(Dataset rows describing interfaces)
··········

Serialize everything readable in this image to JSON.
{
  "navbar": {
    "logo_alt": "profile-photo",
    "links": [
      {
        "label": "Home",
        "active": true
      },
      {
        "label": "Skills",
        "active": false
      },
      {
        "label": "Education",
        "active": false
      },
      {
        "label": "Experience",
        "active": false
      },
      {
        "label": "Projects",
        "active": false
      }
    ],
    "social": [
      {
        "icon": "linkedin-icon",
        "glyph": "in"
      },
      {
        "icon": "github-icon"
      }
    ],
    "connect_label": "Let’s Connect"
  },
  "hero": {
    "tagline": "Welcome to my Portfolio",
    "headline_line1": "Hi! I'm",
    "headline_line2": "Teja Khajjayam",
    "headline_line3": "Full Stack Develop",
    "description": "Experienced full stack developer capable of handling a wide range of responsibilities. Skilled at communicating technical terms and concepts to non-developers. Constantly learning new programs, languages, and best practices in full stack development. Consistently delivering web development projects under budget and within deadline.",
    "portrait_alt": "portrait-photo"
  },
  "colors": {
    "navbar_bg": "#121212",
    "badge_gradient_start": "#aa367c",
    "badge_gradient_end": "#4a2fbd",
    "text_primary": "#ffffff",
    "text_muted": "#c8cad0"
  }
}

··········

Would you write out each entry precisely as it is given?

Serialize everything readable in this image to JSON.
{
  "navbar": {
    "logo_alt": "profile-photo",
    "links": [
      {
        "label": "Home",
        "active": true
      },
      {
        "label": "Skills",
        "active": false
      },
      {
        "label": "Education",
        "active": false
      },
      {
        "label": "Experience",
        "active": false
      },
      {
        "label": "Projects",
        "active": false
      }
    ],
    "social": [
      {
        "icon": "linkedin-icon",
        "glyph": "in"
      },
      {
        "icon": "github-icon"
      }
    ],
    "connect_label": "Let’s Connect"
  },
  "hero": {
    "tagline": "Welcome to my Portfolio",
    "headline_line1": "Hi! I'm",
    "headline_line2": "Teja Khajjayam",
    "headline_line3": "Full Stack Develop",
    "description": "Experienced full stack developer capable of handling a wide range of responsibilities. Skilled at communicating technical terms and concepts to non-developers. Constantly learning new programs, languages, and best practices in full stack development. Consistently delivering web development projects under budget and within deadline.",
    "portrait_alt": "portrait-photo"
  },
  "colors": {
    "navbar_bg": "#121212",
    "badge_gradient_start": "#aa367c",
    "badge_gradient_end": "#4a2fbd",
    "text_primary": "#ffffff",
    "text_muted": "#c8cad0"
  }
}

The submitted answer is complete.